First COAST Card workshop in Manila, Philippines

From February 26th to March 6th, members of the COAST Card team travelled to Manila Bay in the Philippines for the first in-person meeting of the project. This meeting brought together local stakeholders and scientists, as well as representatives from the project’s 4 international partners—Japan, India, Norway, and the United States. Over the course of the trip, project members gave talks, facilitated workshops, and engaged with the local community to begin development of the Manila Bay and Watershed Report Card. Field trips around the bay allowed project partners to experience this important area in the Philippines and see the characteristics of the bay that the team has been discussing virtually for the last two years. The team will be traveling to Tokyo Bay in November to continue its international site visits.

Second PACPATH workshop in Suva, Fiji

Last month, Annie Carew and Heath Kelsey traveled to Suva, the capital of Fiji, to facilitate the second workshop for the PACPATH project. This project brings together scientists and researchers from Europe, the U.S., and the South Pacific to define and examine the issues facing coastal communities in New Caledonia and Fiji. The first workshop in October focused on New Caledonia, while the second workshop focused on the issues facing Fiji. Workshop participants included government officials, researchers, traditional village leaders, and students. After three days of thorough discussion sessions in Suva, some workshop participants traveled up the coast to a writing retreat, where we had the unique opportunity to visit villages and a reef that is home to breeding dolphins. The PACPATH project is continuing work on New Caledonia and Fiji report cards, coming soon!

Paper Publication: the Role of Understanding, Trust, and Access in Public Engagement with Environmental Activities and Decision Making

Heath Kelsey co-authored a paper with colleagues from the University of South Carolina Arnold School of Public Health on the importance of communication and trust in community-based research. The study evaluates perceptions of academic investigators within the Center for Oceans and Human Health and Climate Change Interactions on science communication needs and the importance of trust with communities in which they work. The results will be used to improve training for investigators working with communities to address environmental science and public health concerns.


IAN showcased our partnership with the National Park Service National Capital Region at American Association for the Advancement of Science Annual Meeting in Washington, DC from March 2–5. The NPS-IAN partnership perfectly meshes with the conference theme “Science for Humanity”—we use data collected in National Parks to inform management of these parks. This will ensure they are preserved for generations to come.

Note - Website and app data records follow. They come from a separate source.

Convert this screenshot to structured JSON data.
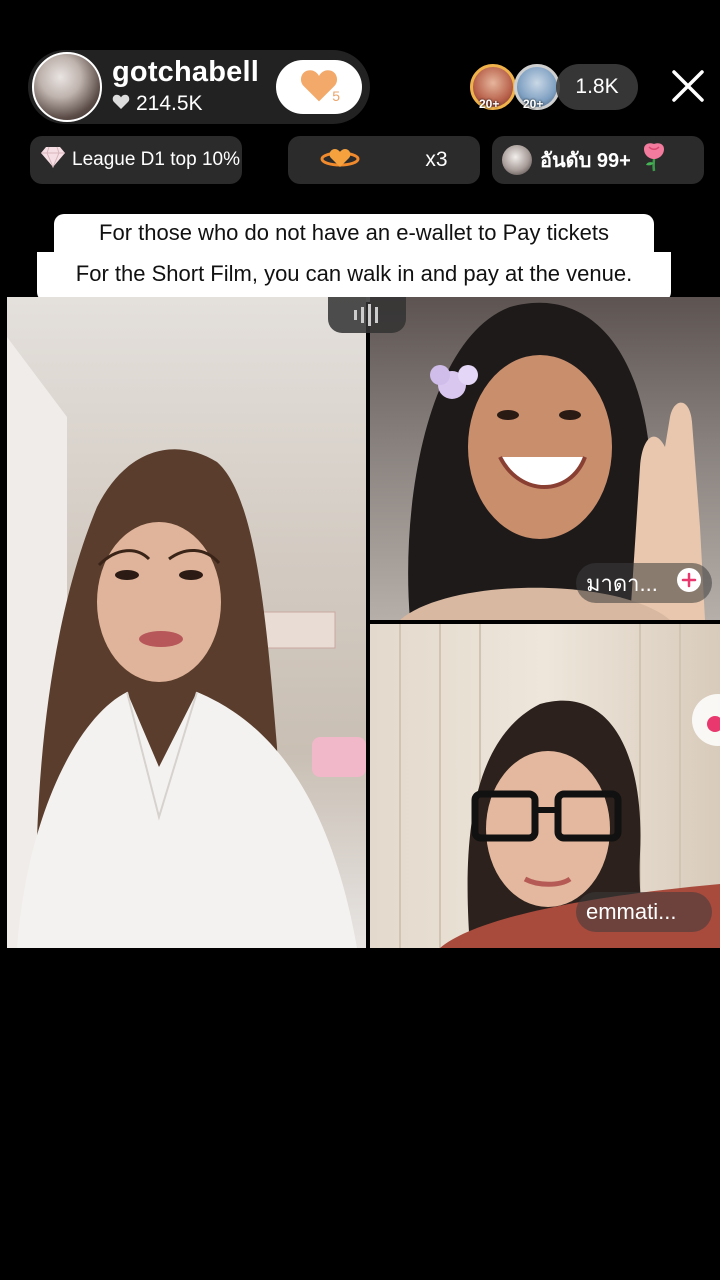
{
  "host": {
    "name": "gotchabell",
    "likes": "214.5K",
    "follow_count": "5"
  },
  "viewers": {
    "avatars": [
      {
        "badge": "20+",
        "ring": "#f0b24a"
      },
      {
        "badge": "20+",
        "ring": "#cfcfcf"
      }
    ],
    "count": "1.8K"
  },
  "chips": {
    "league": "League D1 top 10%",
    "streak": "x3",
    "rank": "อันดับ 99+"
  },
  "caption": {
    "line1": "For those who do not have an e-wallet to Pay tickets",
    "line2": "For the Short Film, you can walk in and pay at the venue."
  },
  "participants": [
    {
      "label": "มาดา..."
    },
    {
      "label": "emmati..."
    }
  ],
  "colors": {
    "follow_heart": "#f3a96a",
    "add_button": "#e8386d",
    "background": "#000000"
  }
}
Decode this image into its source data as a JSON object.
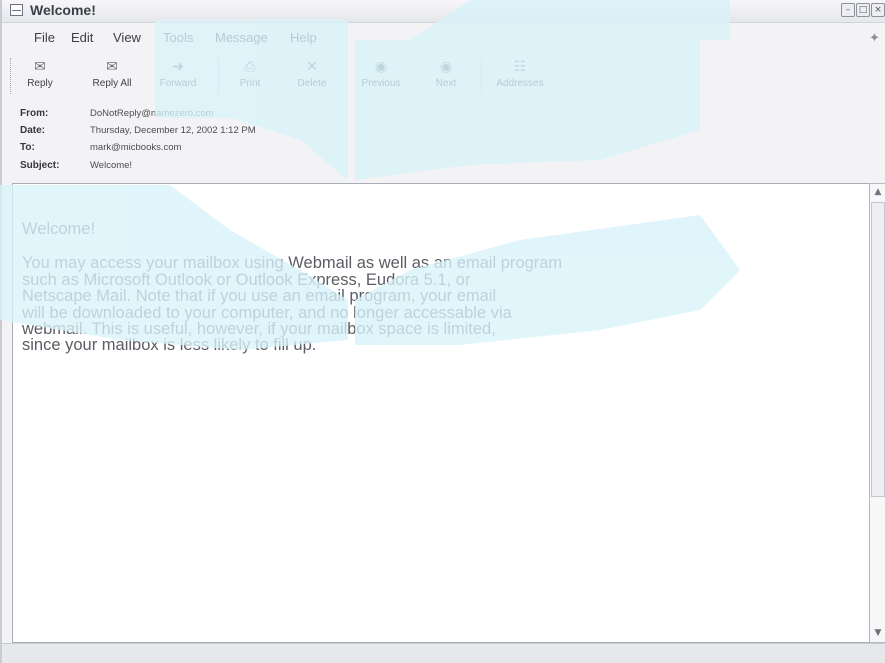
{
  "window": {
    "title": "Welcome!"
  },
  "menu": [
    {
      "label": "File"
    },
    {
      "label": "Edit"
    },
    {
      "label": "View"
    },
    {
      "label": "Tools"
    },
    {
      "label": "Message"
    },
    {
      "label": "Help"
    }
  ],
  "toolbar": {
    "reply": "Reply",
    "reply_all": "Reply All",
    "forward": "Forward",
    "print": "Print",
    "delete": "Delete",
    "previous": "Previous",
    "next": "Next",
    "addresses": "Addresses"
  },
  "header": {
    "from_label": "From:",
    "from_value": "DoNotReply@namezero.com",
    "date_label": "Date:",
    "date_value": "Thursday, December 12, 2002 1:12 PM",
    "to_label": "To:",
    "to_value": "mark@micbooks.com",
    "subject_label": "Subject:",
    "subject_value": "Welcome!"
  },
  "message": {
    "greeting": "Welcome!",
    "line1": "You may access your mailbox using Webmail as well as an email program",
    "line2": "such as Microsoft Outlook or Outlook Express, Eudora 5.1, or",
    "line3": "Netscape Mail.  Note that if you use an email program, your email",
    "line4": "will be downloaded to your computer, and no longer accessable via",
    "line5": "webmail.  This is useful, however, if your mailbox space is limited,",
    "line6": "since your mailbox is less likely to fill up."
  },
  "icons": {
    "reply": "reply-icon",
    "reply_all": "reply-all-icon",
    "forward": "forward-icon",
    "print": "print-icon",
    "delete": "delete-icon",
    "previous": "previous-icon",
    "next": "next-icon",
    "addresses": "address-book-icon"
  },
  "colors": {
    "watermark": "#d8f3fa",
    "body_text": "#5a5d63"
  }
}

Tropical scorecard in central Philippines

At the end of February, Dr. Vanessa Vargas-Nguyen traveled to the Eastern Visayas region of central Philippines to help facilitate a training workshop on the Development of a Tropical Ecosystem Health (TrEcH) scorecard for the Pagbanganan River in Baybay, Leyte. The TrEcH project is funded through the internationalization program of the Visayas State University in partnership with the University of Maryland Center for Environmental Science and the University of the Philippines. The workshop was attended by over 40 officials from various barangays (villages) and government agencies in the region. At the end of the workshop, participants identified values and threats of the river basin, potential indicators that can be used in the report card, and other stakeholders that needed to be included in the process. The participants and organizers also expressed their commitment to the success of the project and to continue the collaboration.